## AIM OF THE TASK
Nothing but the lines from the one containing "Enumerate this screenshot's" through the end of the data below should appear in the answer, each exact and free of pictures.

Segment Start: DATASET RECORDS

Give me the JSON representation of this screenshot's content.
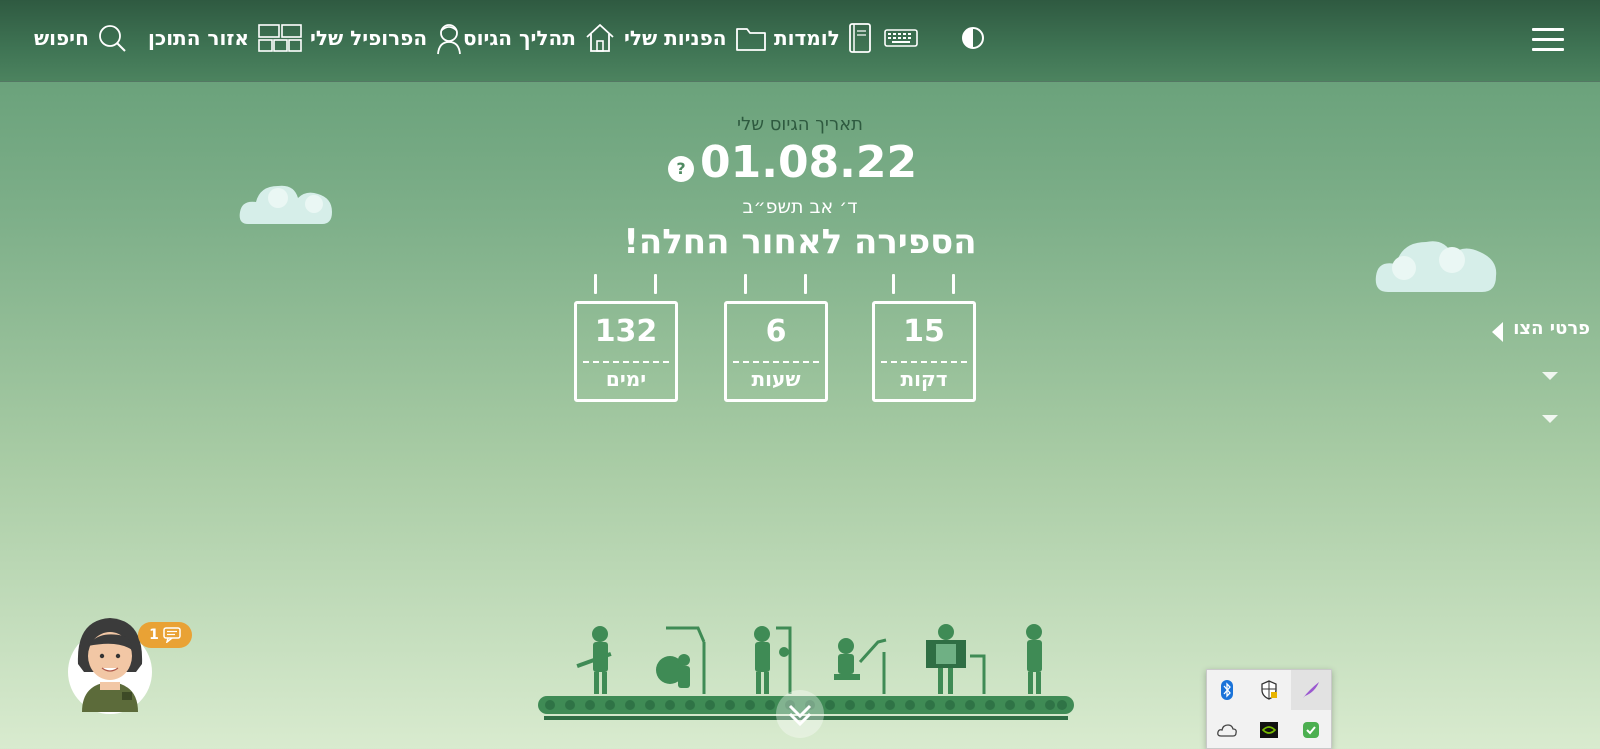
{
  "nav": {
    "search_label": "חיפוש",
    "content_area_label": "אזור התוכן",
    "profile_label": "הפרופיל שלי",
    "enlistment_label": "תהליך הגיוס",
    "requests_label": "הפניות שלי",
    "learning_label": "לומדות",
    "icons": {
      "search": "search-icon",
      "content_area": "grid-icon",
      "profile": "person-icon",
      "enlistment": "home-icon",
      "requests": "folder-icon",
      "learning": "book-icon",
      "keyboard": "keyboard-icon",
      "contrast": "contrast-icon",
      "menu": "hamburger-menu-icon"
    }
  },
  "hero": {
    "subtitle": "תאריך הגיוס שלי",
    "date": "01.08.22",
    "hebrew_date": "ד׳ אב תשפ״ב",
    "headline": "הספירה לאחור החלה!",
    "help_glyph": "?"
  },
  "countdown": [
    {
      "value": "15",
      "unit": "דקות"
    },
    {
      "value": "6",
      "unit": "שעות"
    },
    {
      "value": "132",
      "unit": "ימים"
    }
  ],
  "side": {
    "details_label": "פרטי הצו"
  },
  "chat": {
    "unread_count": "1"
  },
  "tray": {
    "icons": [
      "bluetooth-icon",
      "security-shield-icon",
      "feather-icon",
      "cloud-icon",
      "nvidia-icon",
      "check-shield-icon"
    ]
  },
  "colors": {
    "topbar": "#3f7454",
    "badge": "#e9a235",
    "accent_dark_green": "#2e5a3f"
  }
}
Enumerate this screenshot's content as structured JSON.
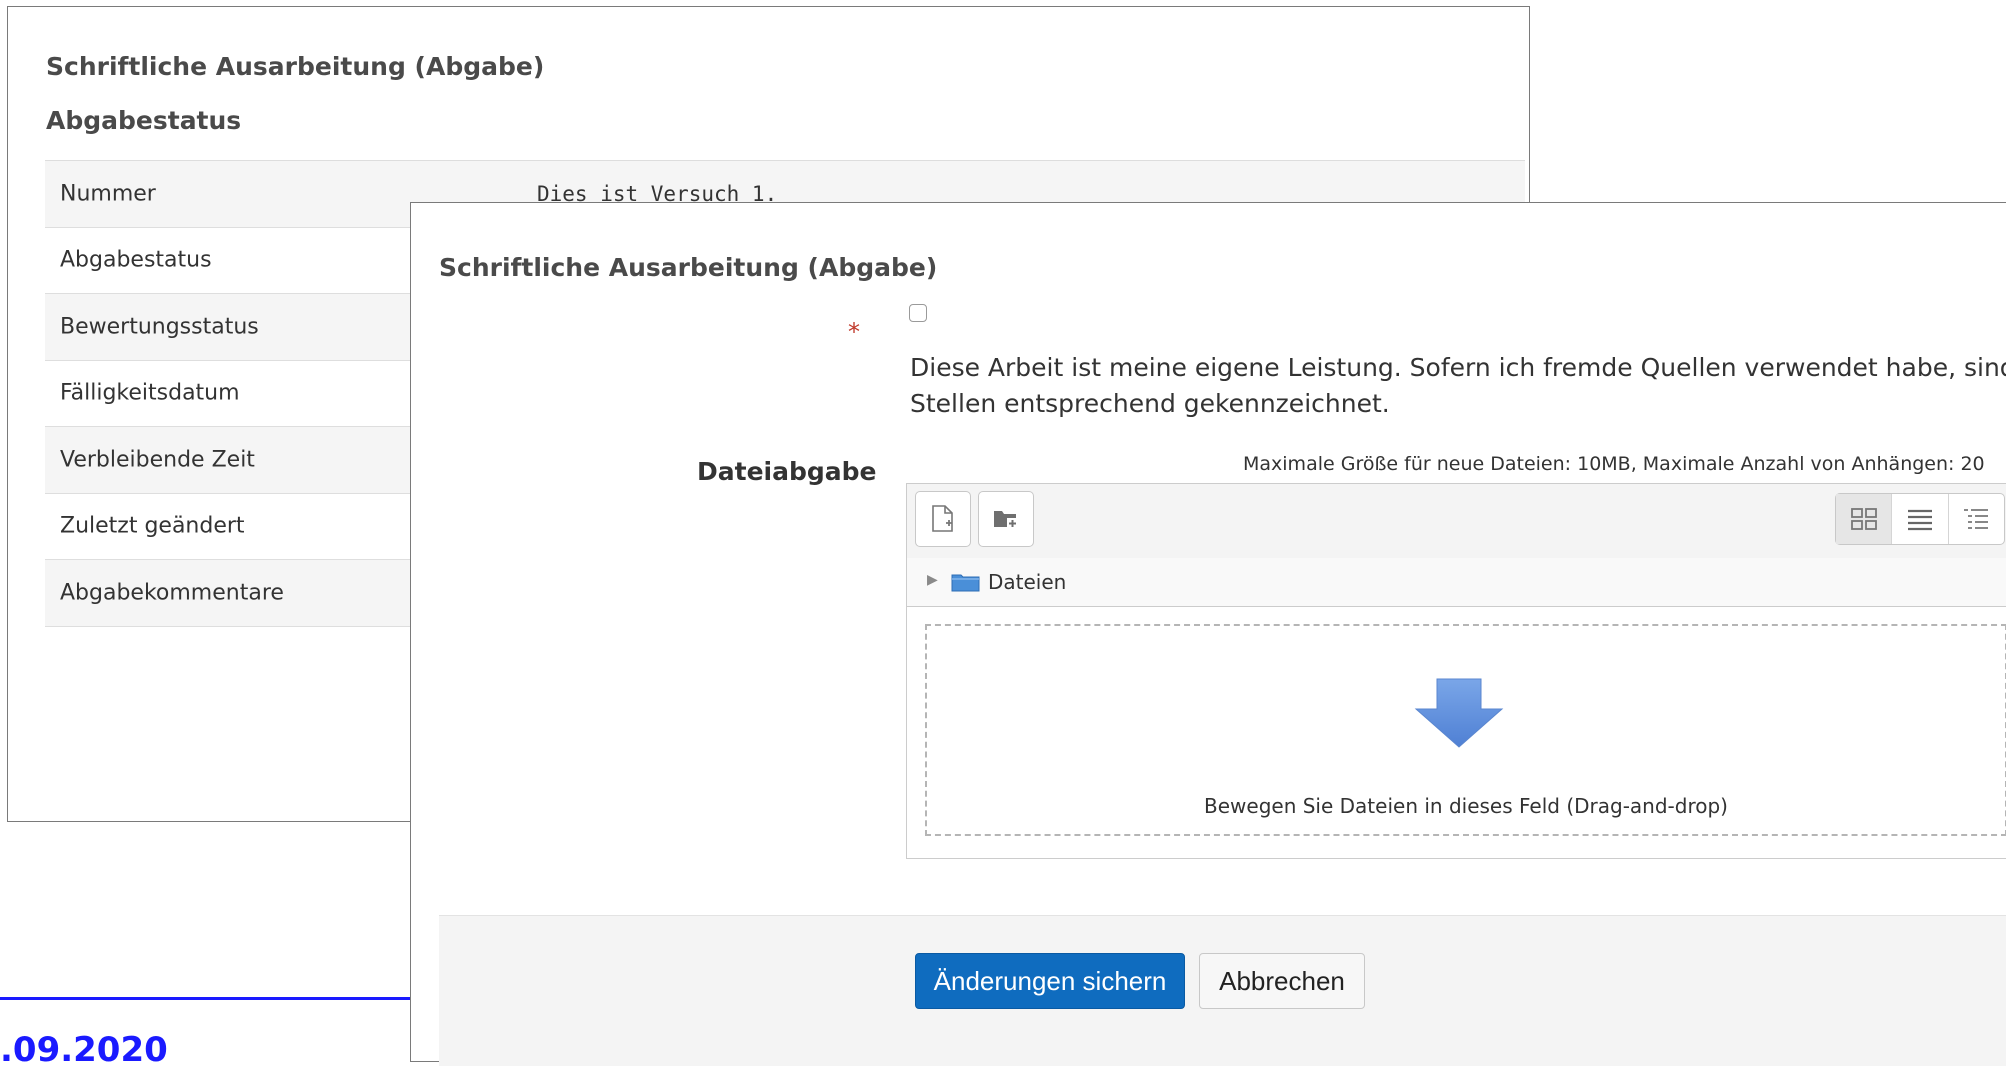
{
  "status_panel": {
    "title": "Schriftliche Ausarbeitung (Abgabe)",
    "subtitle": "Abgabestatus",
    "rows": [
      {
        "label": "Nummer",
        "value": "Dies ist Versuch 1."
      },
      {
        "label": "Abgabestatus",
        "value": ""
      },
      {
        "label": "Bewertungsstatus",
        "value": ""
      },
      {
        "label": "Fälligkeitsdatum",
        "value": ""
      },
      {
        "label": "Verbleibende Zeit",
        "value": ""
      },
      {
        "label": "Zuletzt geändert",
        "value": ""
      },
      {
        "label": "Abgabekommentare",
        "value": ""
      }
    ]
  },
  "background": {
    "date_fragment": ".09.2020",
    "accent_color": "#1a1aff"
  },
  "form": {
    "title": "Schriftliche Ausarbeitung (Abgabe)",
    "required_marker": "*",
    "declaration_checked": false,
    "declaration_text": "Diese Arbeit ist meine eigene Leistung. Sofern ich fremde Quellen verwendet habe, sind die Stellen entsprechend gekennzeichnet.",
    "file_label": "Dateiabgabe",
    "file_limits": "Maximale Größe für neue Dateien: 10MB, Maximale Anzahl von Anhängen: 20",
    "filepicker": {
      "toolbar_icons": [
        "add-file-icon",
        "create-folder-icon"
      ],
      "view_icons": [
        "icon-view-icon",
        "list-view-icon",
        "tree-view-icon"
      ],
      "path_label": "Dateien",
      "drop_text": "Bewegen Sie Dateien in dieses Feld (Drag-and-drop)"
    },
    "save_label": "Änderungen sichern",
    "cancel_label": "Abbrechen",
    "primary_color": "#0f6cbf"
  }
}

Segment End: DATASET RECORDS

## PROBLEM SOLUTION
Enumerate this screenshot's content as structured JSON.
{
  "status_panel": {
    "title": "Schriftliche Ausarbeitung (Abgabe)",
    "subtitle": "Abgabestatus",
    "rows": [
      {
        "label": "Nummer",
        "value": "Dies ist Versuch 1."
      },
      {
        "label": "Abgabestatus",
        "value": ""
      },
      {
        "label": "Bewertungsstatus",
        "value": ""
      },
      {
        "label": "Fälligkeitsdatum",
        "value": ""
      },
      {
        "label": "Verbleibende Zeit",
        "value": ""
      },
      {
        "label": "Zuletzt geändert",
        "value": ""
      },
      {
        "label": "Abgabekommentare",
        "value": ""
      }
    ]
  },
  "background": {
    "date_fragment": ".09.2020",
    "accent_color": "#1a1aff"
  },
  "form": {
    "title": "Schriftliche Ausarbeitung (Abgabe)",
    "required_marker": "*",
    "declaration_checked": false,
    "declaration_text": "Diese Arbeit ist meine eigene Leistung. Sofern ich fremde Quellen verwendet habe, sind die Stellen entsprechend gekennzeichnet.",
    "file_label": "Dateiabgabe",
    "file_limits": "Maximale Größe für neue Dateien: 10MB, Maximale Anzahl von Anhängen: 20",
    "filepicker": {
      "toolbar_icons": [
        "add-file-icon",
        "create-folder-icon"
      ],
      "view_icons": [
        "icon-view-icon",
        "list-view-icon",
        "tree-view-icon"
      ],
      "path_label": "Dateien",
      "drop_text": "Bewegen Sie Dateien in dieses Feld (Drag-and-drop)"
    },
    "save_label": "Änderungen sichern",
    "cancel_label": "Abbrechen",
    "primary_color": "#0f6cbf"
  }
}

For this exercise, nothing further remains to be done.